Material provided ->

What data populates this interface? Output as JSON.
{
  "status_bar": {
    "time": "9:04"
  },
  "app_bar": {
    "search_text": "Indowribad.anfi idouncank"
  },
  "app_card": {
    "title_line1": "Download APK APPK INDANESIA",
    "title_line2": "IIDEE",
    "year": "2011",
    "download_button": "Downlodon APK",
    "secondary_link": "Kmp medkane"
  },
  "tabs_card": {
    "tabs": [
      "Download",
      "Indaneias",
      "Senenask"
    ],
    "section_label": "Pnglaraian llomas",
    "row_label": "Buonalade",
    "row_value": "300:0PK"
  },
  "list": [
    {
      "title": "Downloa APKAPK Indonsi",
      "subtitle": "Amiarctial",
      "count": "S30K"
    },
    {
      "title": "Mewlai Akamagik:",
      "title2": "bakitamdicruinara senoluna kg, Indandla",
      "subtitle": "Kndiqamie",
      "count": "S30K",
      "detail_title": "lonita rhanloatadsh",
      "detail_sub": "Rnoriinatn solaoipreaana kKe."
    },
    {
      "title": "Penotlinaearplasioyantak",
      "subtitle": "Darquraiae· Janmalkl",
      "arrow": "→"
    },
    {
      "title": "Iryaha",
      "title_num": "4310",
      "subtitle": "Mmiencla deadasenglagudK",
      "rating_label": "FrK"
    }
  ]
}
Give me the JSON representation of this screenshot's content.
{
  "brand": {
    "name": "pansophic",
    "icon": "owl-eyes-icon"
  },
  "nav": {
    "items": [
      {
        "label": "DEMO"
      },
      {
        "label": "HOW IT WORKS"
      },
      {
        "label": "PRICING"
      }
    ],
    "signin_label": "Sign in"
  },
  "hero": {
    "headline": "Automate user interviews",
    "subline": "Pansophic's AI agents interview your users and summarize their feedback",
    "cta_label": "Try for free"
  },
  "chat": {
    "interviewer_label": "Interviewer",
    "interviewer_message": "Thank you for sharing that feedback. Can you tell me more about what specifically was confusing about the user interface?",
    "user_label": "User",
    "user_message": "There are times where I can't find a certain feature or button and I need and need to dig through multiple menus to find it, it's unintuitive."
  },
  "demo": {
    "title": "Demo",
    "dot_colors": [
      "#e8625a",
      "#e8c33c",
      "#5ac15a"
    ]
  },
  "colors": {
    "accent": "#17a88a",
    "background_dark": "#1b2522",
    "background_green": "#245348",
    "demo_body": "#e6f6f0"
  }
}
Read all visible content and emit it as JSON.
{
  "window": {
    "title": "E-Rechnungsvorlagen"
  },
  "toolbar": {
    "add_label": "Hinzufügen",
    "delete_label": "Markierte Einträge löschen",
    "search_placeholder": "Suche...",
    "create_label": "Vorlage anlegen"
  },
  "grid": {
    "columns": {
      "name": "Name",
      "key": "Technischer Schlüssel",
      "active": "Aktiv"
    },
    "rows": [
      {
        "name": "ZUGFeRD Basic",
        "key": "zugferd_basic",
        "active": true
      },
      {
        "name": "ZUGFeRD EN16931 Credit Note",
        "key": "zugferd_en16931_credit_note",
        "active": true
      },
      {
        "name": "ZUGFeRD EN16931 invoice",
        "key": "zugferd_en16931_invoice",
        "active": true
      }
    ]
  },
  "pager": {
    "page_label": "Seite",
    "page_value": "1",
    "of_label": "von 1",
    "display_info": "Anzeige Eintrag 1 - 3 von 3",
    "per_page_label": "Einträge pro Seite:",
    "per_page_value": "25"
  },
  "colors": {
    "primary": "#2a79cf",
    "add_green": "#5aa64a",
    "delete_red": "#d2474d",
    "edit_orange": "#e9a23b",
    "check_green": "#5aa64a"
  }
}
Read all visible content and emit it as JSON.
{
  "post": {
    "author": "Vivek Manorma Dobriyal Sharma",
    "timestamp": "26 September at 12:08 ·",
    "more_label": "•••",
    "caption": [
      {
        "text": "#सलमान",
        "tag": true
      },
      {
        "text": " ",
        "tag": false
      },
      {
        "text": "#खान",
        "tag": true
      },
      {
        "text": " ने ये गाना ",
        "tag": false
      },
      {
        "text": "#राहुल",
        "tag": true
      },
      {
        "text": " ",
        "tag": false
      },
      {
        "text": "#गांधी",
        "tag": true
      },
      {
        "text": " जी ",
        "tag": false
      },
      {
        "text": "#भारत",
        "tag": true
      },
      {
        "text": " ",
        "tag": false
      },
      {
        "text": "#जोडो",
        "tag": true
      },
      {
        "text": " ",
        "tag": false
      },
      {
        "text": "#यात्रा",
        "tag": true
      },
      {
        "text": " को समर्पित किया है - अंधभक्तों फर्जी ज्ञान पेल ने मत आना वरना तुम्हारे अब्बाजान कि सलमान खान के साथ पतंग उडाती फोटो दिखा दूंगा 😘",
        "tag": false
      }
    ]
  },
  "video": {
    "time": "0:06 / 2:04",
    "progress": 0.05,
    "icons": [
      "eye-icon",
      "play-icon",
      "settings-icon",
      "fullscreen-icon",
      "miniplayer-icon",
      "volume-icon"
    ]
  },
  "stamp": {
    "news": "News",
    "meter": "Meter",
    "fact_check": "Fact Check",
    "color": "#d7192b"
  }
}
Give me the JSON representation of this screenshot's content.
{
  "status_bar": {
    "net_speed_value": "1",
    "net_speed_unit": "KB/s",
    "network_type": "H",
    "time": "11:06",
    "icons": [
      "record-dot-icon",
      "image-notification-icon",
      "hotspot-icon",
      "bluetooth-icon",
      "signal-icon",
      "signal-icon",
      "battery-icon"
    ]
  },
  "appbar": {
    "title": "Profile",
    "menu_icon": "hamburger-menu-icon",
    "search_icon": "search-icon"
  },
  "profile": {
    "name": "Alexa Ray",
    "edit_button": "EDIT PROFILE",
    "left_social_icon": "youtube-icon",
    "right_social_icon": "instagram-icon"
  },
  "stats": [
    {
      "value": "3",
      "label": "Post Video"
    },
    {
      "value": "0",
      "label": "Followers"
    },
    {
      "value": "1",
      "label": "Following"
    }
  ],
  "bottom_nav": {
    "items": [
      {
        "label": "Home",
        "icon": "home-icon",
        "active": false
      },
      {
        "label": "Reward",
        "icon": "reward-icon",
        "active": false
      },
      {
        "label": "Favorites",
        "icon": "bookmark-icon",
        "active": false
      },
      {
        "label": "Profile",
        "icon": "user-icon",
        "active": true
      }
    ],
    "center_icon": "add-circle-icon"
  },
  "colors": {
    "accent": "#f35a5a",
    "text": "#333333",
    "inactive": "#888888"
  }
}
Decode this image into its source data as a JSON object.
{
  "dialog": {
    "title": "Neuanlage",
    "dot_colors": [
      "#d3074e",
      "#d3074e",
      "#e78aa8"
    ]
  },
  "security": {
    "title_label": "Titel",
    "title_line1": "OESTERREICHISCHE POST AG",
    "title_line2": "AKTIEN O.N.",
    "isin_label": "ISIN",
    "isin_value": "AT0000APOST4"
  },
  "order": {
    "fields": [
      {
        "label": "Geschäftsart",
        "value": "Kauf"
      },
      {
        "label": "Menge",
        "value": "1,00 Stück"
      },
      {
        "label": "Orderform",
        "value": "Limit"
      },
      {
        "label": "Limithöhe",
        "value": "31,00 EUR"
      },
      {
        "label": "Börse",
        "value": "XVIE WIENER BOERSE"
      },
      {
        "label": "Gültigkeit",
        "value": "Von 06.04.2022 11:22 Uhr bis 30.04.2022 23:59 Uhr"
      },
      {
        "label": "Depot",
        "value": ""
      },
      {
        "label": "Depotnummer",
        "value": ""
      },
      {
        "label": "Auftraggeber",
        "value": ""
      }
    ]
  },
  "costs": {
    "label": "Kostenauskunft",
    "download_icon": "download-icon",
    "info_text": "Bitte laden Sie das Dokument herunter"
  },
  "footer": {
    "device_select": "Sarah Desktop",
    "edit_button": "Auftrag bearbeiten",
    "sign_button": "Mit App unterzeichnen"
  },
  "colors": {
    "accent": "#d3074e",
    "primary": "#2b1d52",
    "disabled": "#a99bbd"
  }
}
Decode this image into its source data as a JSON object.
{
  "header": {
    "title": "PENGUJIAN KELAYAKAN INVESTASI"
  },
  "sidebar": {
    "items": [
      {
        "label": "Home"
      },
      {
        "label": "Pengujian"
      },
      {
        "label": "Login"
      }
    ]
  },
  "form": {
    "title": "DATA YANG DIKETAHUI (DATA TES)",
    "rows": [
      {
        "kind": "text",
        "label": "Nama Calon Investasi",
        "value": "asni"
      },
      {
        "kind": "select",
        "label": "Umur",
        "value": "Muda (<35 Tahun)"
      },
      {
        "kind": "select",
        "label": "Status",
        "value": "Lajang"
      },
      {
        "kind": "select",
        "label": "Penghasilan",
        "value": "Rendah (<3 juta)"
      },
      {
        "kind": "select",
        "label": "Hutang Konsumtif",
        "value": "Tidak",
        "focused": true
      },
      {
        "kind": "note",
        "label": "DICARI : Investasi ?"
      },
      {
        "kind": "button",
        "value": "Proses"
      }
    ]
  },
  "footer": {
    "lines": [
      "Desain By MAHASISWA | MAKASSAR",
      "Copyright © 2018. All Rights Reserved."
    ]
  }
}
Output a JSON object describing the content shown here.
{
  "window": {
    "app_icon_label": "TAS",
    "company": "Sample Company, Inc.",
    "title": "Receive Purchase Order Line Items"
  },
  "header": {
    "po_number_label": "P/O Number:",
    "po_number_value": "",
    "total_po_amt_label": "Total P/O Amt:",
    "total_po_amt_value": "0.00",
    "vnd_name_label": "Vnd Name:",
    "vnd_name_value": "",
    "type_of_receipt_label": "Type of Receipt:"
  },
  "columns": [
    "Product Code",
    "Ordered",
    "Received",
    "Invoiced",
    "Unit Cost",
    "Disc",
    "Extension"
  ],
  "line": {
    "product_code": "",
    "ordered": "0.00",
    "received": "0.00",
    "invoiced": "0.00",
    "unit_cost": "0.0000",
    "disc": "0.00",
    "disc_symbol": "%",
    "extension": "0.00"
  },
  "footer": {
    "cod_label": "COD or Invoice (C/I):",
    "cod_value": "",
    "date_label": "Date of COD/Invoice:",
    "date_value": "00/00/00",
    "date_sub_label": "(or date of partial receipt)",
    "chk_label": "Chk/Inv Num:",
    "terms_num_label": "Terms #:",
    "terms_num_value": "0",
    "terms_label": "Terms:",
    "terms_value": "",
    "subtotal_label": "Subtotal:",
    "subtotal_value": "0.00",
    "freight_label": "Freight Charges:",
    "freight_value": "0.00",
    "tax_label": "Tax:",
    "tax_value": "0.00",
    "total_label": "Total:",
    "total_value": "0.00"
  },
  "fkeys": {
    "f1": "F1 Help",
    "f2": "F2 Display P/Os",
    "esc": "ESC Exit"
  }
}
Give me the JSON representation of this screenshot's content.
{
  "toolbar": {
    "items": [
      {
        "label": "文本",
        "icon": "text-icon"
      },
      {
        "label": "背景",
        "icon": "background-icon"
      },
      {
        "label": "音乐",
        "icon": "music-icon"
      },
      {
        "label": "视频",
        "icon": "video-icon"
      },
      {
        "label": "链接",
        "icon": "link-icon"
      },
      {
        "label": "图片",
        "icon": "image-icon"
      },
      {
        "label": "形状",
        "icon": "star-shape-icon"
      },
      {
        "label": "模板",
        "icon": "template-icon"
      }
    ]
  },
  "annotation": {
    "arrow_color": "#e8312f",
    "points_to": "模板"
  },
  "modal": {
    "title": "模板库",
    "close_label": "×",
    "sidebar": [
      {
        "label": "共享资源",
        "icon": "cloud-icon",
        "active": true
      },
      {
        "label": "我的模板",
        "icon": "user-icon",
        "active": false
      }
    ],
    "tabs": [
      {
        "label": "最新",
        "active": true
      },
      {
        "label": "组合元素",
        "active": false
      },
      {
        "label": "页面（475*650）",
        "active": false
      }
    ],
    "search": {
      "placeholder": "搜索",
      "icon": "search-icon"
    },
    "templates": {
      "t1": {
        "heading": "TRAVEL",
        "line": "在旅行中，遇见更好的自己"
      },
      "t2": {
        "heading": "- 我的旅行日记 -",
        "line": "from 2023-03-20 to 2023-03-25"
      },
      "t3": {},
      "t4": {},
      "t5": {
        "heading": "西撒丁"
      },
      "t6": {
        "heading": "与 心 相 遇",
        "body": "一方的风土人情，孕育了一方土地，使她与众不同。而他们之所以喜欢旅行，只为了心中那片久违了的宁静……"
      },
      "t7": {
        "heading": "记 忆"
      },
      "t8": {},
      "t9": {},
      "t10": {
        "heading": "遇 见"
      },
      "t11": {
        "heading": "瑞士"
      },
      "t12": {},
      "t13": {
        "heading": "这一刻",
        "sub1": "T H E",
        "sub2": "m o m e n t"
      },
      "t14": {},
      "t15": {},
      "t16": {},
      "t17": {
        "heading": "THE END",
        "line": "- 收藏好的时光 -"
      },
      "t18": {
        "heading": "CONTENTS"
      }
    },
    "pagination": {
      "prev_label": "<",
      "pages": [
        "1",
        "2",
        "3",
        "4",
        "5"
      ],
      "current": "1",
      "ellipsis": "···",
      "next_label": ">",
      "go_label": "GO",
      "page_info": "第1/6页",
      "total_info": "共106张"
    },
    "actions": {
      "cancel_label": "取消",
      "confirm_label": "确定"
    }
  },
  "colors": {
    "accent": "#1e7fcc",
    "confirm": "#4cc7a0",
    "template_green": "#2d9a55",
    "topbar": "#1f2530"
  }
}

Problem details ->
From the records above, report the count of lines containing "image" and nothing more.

Task answer ->
4